- WORK ORDER:
Starting with the first line, output the data exactly, through to the last line.

[Component data from apps and pages]
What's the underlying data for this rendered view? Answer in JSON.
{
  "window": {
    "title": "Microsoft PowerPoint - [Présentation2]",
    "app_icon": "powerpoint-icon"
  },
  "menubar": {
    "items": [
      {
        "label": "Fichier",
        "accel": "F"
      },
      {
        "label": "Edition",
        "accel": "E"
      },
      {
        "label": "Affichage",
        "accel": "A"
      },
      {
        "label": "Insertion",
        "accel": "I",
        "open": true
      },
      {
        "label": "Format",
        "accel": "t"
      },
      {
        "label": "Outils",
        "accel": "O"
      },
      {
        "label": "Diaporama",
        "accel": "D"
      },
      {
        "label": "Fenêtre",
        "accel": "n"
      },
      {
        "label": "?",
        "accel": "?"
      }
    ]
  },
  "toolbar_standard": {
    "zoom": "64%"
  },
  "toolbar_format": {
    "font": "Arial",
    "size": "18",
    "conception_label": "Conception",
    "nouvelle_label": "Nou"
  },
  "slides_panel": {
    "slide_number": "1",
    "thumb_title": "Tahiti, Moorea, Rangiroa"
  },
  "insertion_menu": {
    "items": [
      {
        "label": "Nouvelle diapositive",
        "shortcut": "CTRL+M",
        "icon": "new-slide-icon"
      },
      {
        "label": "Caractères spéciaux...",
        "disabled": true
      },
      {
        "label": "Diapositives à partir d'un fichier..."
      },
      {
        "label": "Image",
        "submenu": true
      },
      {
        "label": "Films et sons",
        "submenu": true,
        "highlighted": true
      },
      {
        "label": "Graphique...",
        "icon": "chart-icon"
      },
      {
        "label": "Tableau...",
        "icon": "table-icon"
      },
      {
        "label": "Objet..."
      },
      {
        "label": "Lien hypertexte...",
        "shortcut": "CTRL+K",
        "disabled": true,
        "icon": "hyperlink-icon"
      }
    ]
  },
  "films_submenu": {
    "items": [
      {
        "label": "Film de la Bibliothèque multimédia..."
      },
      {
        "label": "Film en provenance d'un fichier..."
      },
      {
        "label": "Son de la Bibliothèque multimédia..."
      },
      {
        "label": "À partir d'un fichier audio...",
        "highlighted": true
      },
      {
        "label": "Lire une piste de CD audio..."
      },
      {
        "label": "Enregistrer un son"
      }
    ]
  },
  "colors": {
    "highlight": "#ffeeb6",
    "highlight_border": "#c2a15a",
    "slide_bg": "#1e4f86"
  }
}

- OUTPUT BELOW:
What's the underlying data for this rendered view? Answer in JSON.
{
  "window": {
    "title": "Microsoft PowerPoint - [Présentation2]",
    "app_icon": "powerpoint-icon"
  },
  "menubar": {
    "items": [
      {
        "label": "Fichier",
        "accel": "F"
      },
      {
        "label": "Edition",
        "accel": "E"
      },
      {
        "label": "Affichage",
        "accel": "A"
      },
      {
        "label": "Insertion",
        "accel": "I",
        "open": true
      },
      {
        "label": "Format",
        "accel": "t"
      },
      {
        "label": "Outils",
        "accel": "O"
      },
      {
        "label": "Diaporama",
        "accel": "D"
      },
      {
        "label": "Fenêtre",
        "accel": "n"
      },
      {
        "label": "?",
        "accel": "?"
      }
    ]
  },
  "toolbar_standard": {
    "zoom": "64%"
  },
  "toolbar_format": {
    "font": "Arial",
    "size": "18",
    "conception_label": "Conception",
    "nouvelle_label": "Nou"
  },
  "slides_panel": {
    "slide_number": "1",
    "thumb_title": "Tahiti, Moorea, Rangiroa"
  },
  "insertion_menu": {
    "items": [
      {
        "label": "Nouvelle diapositive",
        "shortcut": "CTRL+M",
        "icon": "new-slide-icon"
      },
      {
        "label": "Caractères spéciaux...",
        "disabled": true
      },
      {
        "label": "Diapositives à partir d'un fichier..."
      },
      {
        "label": "Image",
        "submenu": true
      },
      {
        "label": "Films et sons",
        "submenu": true,
        "highlighted": true
      },
      {
        "label": "Graphique...",
        "icon": "chart-icon"
      },
      {
        "label": "Tableau...",
        "icon": "table-icon"
      },
      {
        "label": "Objet..."
      },
      {
        "label": "Lien hypertexte...",
        "shortcut": "CTRL+K",
        "disabled": true,
        "icon": "hyperlink-icon"
      }
    ]
  },
  "films_submenu": {
    "items": [
      {
        "label": "Film de la Bibliothèque multimédia..."
      },
      {
        "label": "Film en provenance d'un fichier..."
      },
      {
        "label": "Son de la Bibliothèque multimédia..."
      },
      {
        "label": "À partir d'un fichier audio...",
        "highlighted": true
      },
      {
        "label": "Lire une piste de CD audio..."
      },
      {
        "label": "Enregistrer un son"
      }
    ]
  },
  "colors": {
    "highlight": "#ffeeb6",
    "highlight_border": "#c2a15a",
    "slide_bg": "#1e4f86"
  }
}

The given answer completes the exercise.